Select from the data all lines with the word "title".

== Dataset rows for apps and sites ==
==*==

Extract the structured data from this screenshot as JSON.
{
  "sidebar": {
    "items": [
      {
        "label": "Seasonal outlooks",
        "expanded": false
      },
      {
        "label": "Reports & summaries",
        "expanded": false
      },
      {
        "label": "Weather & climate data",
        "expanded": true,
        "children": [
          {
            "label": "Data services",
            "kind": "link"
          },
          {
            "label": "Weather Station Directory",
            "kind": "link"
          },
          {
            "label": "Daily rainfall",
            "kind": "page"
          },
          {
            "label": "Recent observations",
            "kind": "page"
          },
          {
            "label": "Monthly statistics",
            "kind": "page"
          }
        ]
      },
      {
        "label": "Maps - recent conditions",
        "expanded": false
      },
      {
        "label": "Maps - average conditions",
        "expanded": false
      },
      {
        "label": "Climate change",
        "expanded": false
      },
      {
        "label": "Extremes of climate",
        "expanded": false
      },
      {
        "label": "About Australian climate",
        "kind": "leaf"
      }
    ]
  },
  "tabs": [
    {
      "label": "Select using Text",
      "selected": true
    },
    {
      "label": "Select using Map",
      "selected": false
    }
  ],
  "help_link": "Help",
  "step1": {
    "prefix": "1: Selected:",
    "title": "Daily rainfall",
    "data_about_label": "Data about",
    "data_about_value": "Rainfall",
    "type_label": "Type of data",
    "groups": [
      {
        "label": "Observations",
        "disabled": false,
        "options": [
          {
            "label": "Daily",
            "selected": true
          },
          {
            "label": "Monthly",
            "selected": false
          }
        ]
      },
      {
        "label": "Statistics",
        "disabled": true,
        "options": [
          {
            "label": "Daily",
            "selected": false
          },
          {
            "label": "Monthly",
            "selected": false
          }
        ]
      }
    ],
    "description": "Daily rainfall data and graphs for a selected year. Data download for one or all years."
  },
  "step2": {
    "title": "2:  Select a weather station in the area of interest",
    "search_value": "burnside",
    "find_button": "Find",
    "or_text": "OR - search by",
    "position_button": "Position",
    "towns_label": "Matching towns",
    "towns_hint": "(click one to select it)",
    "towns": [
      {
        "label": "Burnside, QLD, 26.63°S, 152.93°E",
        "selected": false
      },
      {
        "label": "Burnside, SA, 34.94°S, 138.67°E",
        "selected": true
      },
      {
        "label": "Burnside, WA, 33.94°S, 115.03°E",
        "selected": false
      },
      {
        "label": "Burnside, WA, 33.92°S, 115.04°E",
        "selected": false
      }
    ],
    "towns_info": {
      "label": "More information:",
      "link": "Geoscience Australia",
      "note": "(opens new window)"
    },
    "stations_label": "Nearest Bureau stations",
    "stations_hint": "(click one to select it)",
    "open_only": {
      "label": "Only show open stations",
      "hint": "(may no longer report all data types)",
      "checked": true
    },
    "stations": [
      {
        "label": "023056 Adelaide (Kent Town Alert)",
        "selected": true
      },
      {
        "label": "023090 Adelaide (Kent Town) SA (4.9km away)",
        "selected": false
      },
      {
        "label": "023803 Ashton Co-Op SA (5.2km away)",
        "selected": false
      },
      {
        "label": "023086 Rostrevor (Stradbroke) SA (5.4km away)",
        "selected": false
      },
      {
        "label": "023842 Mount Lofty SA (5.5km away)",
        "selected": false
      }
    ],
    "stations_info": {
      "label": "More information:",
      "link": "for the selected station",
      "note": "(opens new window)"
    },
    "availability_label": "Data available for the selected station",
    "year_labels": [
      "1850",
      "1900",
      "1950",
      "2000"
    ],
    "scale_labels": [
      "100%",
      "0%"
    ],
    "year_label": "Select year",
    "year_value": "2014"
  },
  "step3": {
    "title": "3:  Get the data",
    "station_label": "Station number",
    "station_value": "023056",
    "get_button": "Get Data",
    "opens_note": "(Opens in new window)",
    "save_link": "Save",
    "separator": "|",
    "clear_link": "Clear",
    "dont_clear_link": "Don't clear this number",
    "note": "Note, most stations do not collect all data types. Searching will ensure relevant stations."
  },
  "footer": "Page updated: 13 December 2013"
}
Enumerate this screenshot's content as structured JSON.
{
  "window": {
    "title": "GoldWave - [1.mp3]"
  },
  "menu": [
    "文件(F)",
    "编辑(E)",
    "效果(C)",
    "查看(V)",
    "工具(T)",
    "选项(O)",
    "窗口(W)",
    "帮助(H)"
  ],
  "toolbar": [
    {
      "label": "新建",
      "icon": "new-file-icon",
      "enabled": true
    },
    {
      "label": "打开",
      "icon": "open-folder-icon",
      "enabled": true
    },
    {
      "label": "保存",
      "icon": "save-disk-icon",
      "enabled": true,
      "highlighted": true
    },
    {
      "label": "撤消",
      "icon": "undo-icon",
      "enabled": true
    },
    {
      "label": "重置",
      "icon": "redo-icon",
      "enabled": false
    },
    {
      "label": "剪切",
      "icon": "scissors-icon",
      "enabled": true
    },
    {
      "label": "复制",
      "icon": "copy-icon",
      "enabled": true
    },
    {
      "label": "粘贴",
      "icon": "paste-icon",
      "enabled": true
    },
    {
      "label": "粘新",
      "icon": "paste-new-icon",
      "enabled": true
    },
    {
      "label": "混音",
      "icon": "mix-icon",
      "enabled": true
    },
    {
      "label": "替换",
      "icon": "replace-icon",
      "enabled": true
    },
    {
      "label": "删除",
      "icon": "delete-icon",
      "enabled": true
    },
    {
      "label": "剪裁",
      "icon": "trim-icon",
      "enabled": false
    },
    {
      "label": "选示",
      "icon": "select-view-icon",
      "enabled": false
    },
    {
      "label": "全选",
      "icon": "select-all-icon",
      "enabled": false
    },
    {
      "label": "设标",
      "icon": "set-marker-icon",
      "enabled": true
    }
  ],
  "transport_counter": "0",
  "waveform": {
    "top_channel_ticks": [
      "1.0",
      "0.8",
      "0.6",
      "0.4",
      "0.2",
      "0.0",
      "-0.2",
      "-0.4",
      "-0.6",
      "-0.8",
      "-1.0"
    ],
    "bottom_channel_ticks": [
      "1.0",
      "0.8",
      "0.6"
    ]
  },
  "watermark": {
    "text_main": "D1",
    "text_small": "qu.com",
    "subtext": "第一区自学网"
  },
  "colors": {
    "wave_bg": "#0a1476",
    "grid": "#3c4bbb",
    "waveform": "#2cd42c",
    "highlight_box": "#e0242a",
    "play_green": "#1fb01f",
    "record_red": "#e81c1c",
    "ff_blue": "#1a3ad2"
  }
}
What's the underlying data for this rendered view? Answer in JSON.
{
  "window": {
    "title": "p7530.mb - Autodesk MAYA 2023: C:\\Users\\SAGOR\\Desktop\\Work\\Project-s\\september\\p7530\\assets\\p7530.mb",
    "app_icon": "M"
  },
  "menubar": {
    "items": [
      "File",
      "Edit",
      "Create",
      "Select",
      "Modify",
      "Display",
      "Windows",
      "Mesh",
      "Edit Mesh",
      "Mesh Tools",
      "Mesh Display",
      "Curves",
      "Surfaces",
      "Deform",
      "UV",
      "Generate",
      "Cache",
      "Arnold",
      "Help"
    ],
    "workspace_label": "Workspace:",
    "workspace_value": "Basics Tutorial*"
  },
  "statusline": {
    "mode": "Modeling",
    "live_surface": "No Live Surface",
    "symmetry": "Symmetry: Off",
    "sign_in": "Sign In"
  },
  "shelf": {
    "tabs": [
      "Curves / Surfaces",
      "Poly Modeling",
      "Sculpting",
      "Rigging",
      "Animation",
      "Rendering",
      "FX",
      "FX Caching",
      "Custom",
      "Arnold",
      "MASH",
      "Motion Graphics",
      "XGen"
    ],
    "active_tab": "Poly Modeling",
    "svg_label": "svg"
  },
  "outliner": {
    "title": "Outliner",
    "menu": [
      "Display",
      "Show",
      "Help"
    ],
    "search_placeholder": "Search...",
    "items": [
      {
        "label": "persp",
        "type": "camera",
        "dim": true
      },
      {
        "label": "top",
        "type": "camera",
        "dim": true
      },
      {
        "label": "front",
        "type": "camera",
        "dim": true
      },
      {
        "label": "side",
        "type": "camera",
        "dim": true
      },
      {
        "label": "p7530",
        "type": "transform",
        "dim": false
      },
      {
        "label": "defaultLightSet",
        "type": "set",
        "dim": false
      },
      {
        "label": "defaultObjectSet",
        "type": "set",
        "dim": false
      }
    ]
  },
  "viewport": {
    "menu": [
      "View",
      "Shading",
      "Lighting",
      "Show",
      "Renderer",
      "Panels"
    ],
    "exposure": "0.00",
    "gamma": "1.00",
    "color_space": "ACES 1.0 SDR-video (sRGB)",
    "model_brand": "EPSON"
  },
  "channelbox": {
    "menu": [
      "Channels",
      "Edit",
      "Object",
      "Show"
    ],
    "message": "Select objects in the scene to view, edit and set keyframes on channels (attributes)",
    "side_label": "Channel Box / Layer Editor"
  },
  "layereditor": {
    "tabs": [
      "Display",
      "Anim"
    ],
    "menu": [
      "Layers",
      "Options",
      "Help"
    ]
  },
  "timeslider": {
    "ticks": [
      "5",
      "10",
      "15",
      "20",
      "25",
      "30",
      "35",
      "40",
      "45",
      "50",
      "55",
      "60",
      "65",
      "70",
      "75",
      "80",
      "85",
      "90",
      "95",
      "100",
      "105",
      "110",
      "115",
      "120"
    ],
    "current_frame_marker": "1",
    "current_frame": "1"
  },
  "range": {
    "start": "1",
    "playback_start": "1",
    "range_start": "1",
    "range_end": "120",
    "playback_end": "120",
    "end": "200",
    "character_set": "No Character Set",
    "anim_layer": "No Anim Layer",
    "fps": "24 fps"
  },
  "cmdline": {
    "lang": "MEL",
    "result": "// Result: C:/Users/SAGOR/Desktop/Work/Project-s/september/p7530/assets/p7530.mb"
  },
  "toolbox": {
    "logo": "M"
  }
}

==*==

== SOLUTION BELOW ==
    "title": "Daily rainfall",
    "title": "2:  Select a weather station in the area of interest",
    "title": "3:  Get the data",
    "title": "GoldWave - [1.mp3]"
    "title": "p7530.mb - Autodesk MAYA 2023: C:\\Users\\SAGOR\\Desktop\\Work\\Project-s\\september\\p7530\\assets\\p7530.mb",
    "title": "Outliner",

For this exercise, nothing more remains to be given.